**Work instruction:** Return each line of the listing exactly as written.

--------------------------------

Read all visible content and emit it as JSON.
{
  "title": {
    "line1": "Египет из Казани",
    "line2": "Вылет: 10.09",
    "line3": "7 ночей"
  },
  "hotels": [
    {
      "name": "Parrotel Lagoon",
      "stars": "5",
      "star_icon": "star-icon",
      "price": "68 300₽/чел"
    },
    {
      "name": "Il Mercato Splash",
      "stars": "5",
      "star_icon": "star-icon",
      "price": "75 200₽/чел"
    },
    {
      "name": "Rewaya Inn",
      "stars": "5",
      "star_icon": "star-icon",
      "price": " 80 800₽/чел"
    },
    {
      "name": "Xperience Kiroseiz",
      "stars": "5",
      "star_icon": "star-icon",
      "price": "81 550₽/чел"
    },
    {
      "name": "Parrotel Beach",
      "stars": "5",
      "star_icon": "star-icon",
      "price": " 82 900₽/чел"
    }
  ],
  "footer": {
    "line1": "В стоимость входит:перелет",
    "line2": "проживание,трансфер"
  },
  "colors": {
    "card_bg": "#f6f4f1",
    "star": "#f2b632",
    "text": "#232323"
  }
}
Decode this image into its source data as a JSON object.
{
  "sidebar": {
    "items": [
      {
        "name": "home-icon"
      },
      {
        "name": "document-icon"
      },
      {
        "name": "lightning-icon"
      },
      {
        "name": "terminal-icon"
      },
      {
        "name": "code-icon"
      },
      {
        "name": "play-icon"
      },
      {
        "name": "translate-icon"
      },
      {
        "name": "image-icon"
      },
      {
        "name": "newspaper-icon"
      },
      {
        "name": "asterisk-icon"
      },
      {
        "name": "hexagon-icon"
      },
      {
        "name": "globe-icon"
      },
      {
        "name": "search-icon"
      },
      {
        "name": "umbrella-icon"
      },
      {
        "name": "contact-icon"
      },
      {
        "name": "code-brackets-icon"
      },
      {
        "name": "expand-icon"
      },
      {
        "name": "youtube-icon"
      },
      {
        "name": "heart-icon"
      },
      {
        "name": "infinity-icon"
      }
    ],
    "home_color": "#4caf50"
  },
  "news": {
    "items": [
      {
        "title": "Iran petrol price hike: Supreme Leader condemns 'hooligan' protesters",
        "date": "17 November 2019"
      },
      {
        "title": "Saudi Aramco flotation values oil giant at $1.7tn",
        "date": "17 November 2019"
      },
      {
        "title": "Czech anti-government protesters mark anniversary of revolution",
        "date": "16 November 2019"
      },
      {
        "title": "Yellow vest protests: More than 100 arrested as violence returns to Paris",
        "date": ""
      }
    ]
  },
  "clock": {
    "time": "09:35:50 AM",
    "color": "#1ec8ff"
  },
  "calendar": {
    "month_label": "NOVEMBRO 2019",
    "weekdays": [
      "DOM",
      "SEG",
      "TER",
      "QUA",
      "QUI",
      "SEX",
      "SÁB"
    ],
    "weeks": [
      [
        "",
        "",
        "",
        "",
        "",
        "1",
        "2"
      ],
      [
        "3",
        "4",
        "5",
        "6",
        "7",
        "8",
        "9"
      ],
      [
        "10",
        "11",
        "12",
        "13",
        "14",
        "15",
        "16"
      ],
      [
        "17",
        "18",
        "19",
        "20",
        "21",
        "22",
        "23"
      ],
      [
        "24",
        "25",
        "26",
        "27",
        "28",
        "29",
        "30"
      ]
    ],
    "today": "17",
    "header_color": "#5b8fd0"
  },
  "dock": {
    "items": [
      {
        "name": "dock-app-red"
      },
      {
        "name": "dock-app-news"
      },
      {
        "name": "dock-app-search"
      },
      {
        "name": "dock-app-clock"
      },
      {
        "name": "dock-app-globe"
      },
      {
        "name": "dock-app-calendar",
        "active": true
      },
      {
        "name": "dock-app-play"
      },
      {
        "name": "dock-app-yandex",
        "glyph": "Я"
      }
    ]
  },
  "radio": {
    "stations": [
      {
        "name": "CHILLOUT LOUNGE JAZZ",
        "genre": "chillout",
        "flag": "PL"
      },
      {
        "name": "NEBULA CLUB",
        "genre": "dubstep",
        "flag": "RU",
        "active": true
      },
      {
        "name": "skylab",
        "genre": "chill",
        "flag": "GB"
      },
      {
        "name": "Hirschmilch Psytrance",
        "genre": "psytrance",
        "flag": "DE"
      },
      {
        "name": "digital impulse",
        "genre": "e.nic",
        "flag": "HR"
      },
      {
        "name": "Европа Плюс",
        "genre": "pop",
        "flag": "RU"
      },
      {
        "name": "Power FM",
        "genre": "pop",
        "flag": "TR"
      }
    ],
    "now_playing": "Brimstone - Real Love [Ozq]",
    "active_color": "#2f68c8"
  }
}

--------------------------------

**Written solution:**
Read all visible content and emit it as JSON.
{
  "title": {
    "line1": "Египет из Казани",
    "line2": "Вылет: 10.09",
    "line3": "7 ночей"
  },
  "hotels": [
    {
      "name": "Parrotel Lagoon",
      "stars": "5",
      "star_icon": "star-icon",
      "price": "68 300₽/чел"
    },
    {
      "name": "Il Mercato Splash",
      "stars": "5",
      "star_icon": "star-icon",
      "price": "75 200₽/чел"
    },
    {
      "name": "Rewaya Inn",
      "stars": "5",
      "star_icon": "star-icon",
      "price": " 80 800₽/чел"
    },
    {
      "name": "Xperience Kiroseiz",
      "stars": "5",
      "star_icon": "star-icon",
      "price": "81 550₽/чел"
    },
    {
      "name": "Parrotel Beach",
      "stars": "5",
      "star_icon": "star-icon",
      "price": " 82 900₽/чел"
    }
  ],
  "footer": {
    "line1": "В стоимость входит:перелет",
    "line2": "проживание,трансфер"
  },
  "colors": {
    "card_bg": "#f6f4f1",
    "star": "#f2b632",
    "text": "#232323"
  }
}
Decode this image into its source data as a JSON object.
{
  "sidebar": {
    "items": [
      {
        "name": "home-icon"
      },
      {
        "name": "document-icon"
      },
      {
        "name": "lightning-icon"
      },
      {
        "name": "terminal-icon"
      },
      {
        "name": "code-icon"
      },
      {
        "name": "play-icon"
      },
      {
        "name": "translate-icon"
      },
      {
        "name": "image-icon"
      },
      {
        "name": "newspaper-icon"
      },
      {
        "name": "asterisk-icon"
      },
      {
        "name": "hexagon-icon"
      },
      {
        "name": "globe-icon"
      },
      {
        "name": "search-icon"
      },
      {
        "name": "umbrella-icon"
      },
      {
        "name": "contact-icon"
      },
      {
        "name": "code-brackets-icon"
      },
      {
        "name": "expand-icon"
      },
      {
        "name": "youtube-icon"
      },
      {
        "name": "heart-icon"
      },
      {
        "name": "infinity-icon"
      }
    ],
    "home_color": "#4caf50"
  },
  "news": {
    "items": [
      {
        "title": "Iran petrol price hike: Supreme Leader condemns 'hooligan' protesters",
        "date": "17 November 2019"
      },
      {
        "title": "Saudi Aramco flotation values oil giant at $1.7tn",
        "date": "17 November 2019"
      },
      {
        "title": "Czech anti-government protesters mark anniversary of revolution",
        "date": "16 November 2019"
      },
      {
        "title": "Yellow vest protests: More than 100 arrested as violence returns to Paris",
        "date": ""
      }
    ]
  },
  "clock": {
    "time": "09:35:50 AM",
    "color": "#1ec8ff"
  },
  "calendar": {
    "month_label": "NOVEMBRO 2019",
    "weekdays": [
      "DOM",
      "SEG",
      "TER",
      "QUA",
      "QUI",
      "SEX",
      "SÁB"
    ],
    "weeks": [
      [
        "",
        "",
        "",
        "",
        "",
        "1",
        "2"
      ],
      [
        "3",
        "4",
        "5",
        "6",
        "7",
        "8",
        "9"
      ],
      [
        "10",
        "11",
        "12",
        "13",
        "14",
        "15",
        "16"
      ],
      [
        "17",
        "18",
        "19",
        "20",
        "21",
        "22",
        "23"
      ],
      [
        "24",
        "25",
        "26",
        "27",
        "28",
        "29",
        "30"
      ]
    ],
    "today": "17",
    "header_color": "#5b8fd0"
  },
  "dock": {
    "items": [
      {
        "name": "dock-app-red"
      },
      {
        "name": "dock-app-news"
      },
      {
        "name": "dock-app-search"
      },
      {
        "name": "dock-app-clock"
      },
      {
        "name": "dock-app-globe"
      },
      {
        "name": "dock-app-calendar",
        "active": true
      },
      {
        "name": "dock-app-play"
      },
      {
        "name": "dock-app-yandex",
        "glyph": "Я"
      }
    ]
  },
  "radio": {
    "stations": [
      {
        "name": "CHILLOUT LOUNGE JAZZ",
        "genre": "chillout",
        "flag": "PL"
      },
      {
        "name": "NEBULA CLUB",
        "genre": "dubstep",
        "flag": "RU",
        "active": true
      },
      {
        "name": "skylab",
        "genre": "chill",
        "flag": "GB"
      },
      {
        "name": "Hirschmilch Psytrance",
        "genre": "psytrance",
        "flag": "DE"
      },
      {
        "name": "digital impulse",
        "genre": "e.nic",
        "flag": "HR"
      },
      {
        "name": "Европа Плюс",
        "genre": "pop",
        "flag": "RU"
      },
      {
        "name": "Power FM",
        "genre": "pop",
        "flag": "TR"
      }
    ],
    "now_playing": "Brimstone - Real Love [Ozq]",
    "active_color": "#2f68c8"
  }
}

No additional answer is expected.